Ever since [T]hugo came to power, he's cultivated a cult of personality and attempted to consolidate power in himself. He's surrounded himself with nothing but yes men, and with that situation, no one knows who exactly would assume power should Chavez not recover - or if he's incapacitated for any significant period of time.
The departure of Chavez for so long, particularly from the airwaves that he commandeers frequently in Venezuela, has prompted a heated debate over who would, or should, be in charge of the country. In a government that political analysts say is filled with yes-men who rarely question his decisions, Chavez’s illness has exposed the lack of any reliable leader to replace him.
“He has been centralizing power during 12 years now, putting himself in the foreground as the only and indispensable leader,” Demetrio Boersner, a historian and former Venezuelan diplomat, said by phone from Caracas. “So right now, there is no personality within the governing party that seems like the logical substitute in case it would be necessary to replace him.”
The government’s official account is that Chavez began suffering from abdominal pain during a meeting with Fidel Castro in Havana and was rushed to surgery.
Chavez, who turns 57 next month, soon phoned Venezuela’s main state television station to say he was recovering and there was no “malignant” illness. Officially, the government said that Chavez underwent surgery for a “pelvic abscess,” which is pus in the abdomen brought on by infection or other causes. Government officials said the president continued to sign bills and govern from Cuba, Venezuela’s closest ally.

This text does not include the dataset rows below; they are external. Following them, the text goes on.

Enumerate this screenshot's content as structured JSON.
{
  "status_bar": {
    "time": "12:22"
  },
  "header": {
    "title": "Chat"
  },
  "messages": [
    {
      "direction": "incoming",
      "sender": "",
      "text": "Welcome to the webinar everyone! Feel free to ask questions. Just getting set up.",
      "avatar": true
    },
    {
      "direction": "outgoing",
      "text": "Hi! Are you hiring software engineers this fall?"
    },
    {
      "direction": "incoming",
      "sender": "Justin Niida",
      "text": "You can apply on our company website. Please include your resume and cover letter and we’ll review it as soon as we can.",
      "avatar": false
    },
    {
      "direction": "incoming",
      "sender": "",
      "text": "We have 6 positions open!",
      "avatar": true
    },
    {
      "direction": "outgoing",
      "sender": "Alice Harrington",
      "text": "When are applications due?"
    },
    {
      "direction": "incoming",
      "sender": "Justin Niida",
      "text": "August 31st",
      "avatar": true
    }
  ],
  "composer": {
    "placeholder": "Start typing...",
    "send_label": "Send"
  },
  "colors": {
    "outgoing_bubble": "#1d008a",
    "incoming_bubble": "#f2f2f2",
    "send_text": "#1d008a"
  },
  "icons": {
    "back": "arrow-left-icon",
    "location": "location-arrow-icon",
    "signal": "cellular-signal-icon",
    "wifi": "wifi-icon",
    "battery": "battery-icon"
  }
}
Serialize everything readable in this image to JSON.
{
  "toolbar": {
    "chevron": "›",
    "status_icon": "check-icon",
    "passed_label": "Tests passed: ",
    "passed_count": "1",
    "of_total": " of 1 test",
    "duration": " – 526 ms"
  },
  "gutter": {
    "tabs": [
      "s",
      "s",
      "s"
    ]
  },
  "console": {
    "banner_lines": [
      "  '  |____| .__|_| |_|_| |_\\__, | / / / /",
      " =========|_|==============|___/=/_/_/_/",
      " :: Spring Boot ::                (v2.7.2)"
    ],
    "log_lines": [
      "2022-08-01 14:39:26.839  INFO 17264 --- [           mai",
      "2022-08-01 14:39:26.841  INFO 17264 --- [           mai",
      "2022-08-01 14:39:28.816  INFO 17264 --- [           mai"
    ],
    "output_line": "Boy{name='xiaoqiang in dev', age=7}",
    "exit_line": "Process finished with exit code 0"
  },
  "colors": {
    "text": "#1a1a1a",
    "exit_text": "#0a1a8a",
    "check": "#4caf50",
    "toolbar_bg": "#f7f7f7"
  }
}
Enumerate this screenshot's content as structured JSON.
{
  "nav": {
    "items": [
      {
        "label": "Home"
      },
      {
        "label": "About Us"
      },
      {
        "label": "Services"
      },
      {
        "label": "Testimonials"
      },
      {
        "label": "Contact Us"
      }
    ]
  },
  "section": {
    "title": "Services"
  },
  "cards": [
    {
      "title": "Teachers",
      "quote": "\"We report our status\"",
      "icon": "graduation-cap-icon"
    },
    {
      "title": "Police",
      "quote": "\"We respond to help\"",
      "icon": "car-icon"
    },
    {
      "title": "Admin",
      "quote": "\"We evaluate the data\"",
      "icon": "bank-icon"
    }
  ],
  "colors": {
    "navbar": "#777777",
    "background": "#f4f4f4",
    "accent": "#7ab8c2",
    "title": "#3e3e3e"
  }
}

“We don’t know what this pelvic abscess is about,” said Fernando Coronil, author of “The Magical State,” a book about pre-Chavez Venezuela. “He mentioned that there was some biopsy. There is no malignancy. But given the secrecy and given the delicate situation, we don’t know if that’s actually accurate.”
Since Chavez’s first explanation after the surgery, the only purported messages have been from the president’s Twitter account, the latest on Friday, when he sent a “big hug to my soldiers and my beloved people.”
His brother, Adan, said on Wednesday that Chavez was recuperating. He said the president would remain in Havana for 10 to 12 days, which would put Chavez back in Caracas in time for a previously scheduled summit of Caribbean nations.